He had hinted to the Ellington 2021 organizers that he might talk about something different than in the program but when he announced that he was going to talk about the Barney Bigard small group recordings in the 1940’s, everybody was happy. They realized that they were in for an interesting talk. And that was what Loren delivered!
For those interested in other presentations by Loren, the YouTube channel of The National Jazz Museum in Harlem is highly recommended as is his lectures at Jazz At Lincoln Center’s Swing University.
Billy Strayhorn composed Midriff in 1944. Its first appearance in the Ellington discographies (NDESOR) is Ellington’s first Carnegie Hall concert in December 1944 and was quite prominently featured in the Ellington 1945 repertoire as can be heard on for instance the Treasury broadcasts. The first recording of Midriff was also done in 1945 by World Transcription (January 2, 1945).
Then Midriff disappeared from the repertoire for a long time except for occasional appearances. It was recorded by RCA-Victor for the French Swing Label on September 3, 1946 (and issued couple with Esquire Swank recorded on the same date).
Midriff was also part of the program for the 1947 Carnegie Hall concert and performed during Ellington’s engagement at Meadowbrook and Birdland in 1951 and at a dance date (unknown location) in March 1952.
It was also recorded in 1956 (Bethlehem) and 1960 (Columbia).
However, its real return to Ellington’s repertoire was the 1965 European tour when DESS-members possibly heard it at the Stockholm Concert Hall on February 2.

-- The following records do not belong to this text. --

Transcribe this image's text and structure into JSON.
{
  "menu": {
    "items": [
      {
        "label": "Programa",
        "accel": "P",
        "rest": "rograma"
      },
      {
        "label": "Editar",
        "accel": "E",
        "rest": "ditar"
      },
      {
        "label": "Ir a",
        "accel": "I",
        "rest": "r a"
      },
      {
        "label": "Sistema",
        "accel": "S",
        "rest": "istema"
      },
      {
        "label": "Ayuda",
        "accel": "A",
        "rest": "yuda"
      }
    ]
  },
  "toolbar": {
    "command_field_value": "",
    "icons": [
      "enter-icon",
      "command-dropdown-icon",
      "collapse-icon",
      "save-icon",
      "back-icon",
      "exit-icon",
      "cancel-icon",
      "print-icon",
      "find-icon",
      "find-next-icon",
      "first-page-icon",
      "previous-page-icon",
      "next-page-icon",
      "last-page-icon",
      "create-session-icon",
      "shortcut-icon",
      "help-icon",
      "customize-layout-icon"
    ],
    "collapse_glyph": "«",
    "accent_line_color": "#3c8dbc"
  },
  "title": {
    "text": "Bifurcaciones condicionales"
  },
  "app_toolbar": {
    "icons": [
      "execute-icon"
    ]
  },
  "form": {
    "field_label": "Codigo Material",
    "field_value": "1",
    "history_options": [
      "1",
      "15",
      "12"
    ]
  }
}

The last time it was played by Ellington was the recording session on September 16, 1967 for the “And His Mother Called Him Bill” album. Making Midriff part of this special tribute to Strayhorn following his passing away on May 31, 1967 should tell us that this work was more important in the Strayhorn legacy than the number of performances of the song indicates.
Midriff is not discussed very much in the Ellington literature. Not even the Strayhorn specialists Walter van de Leur and David Hajdu give much attention to the work and neither does Eddie Lambert in his “A Listeners Guide”. One can wonder why!
But finally, it was Loren Schoenberg at the Oldham ’88 Ellington conference, who took upon himself to unveil the inner secrets of the work in a very well-structured presentation and guide the listerners through its developed over the years.
He had also taken the trouble to prepare a three-page hand-out summarizing his key points. Thanks to Roger Boyes, the visitors of the website can also follow Schoenberg’s presentation in hand.
It is available here.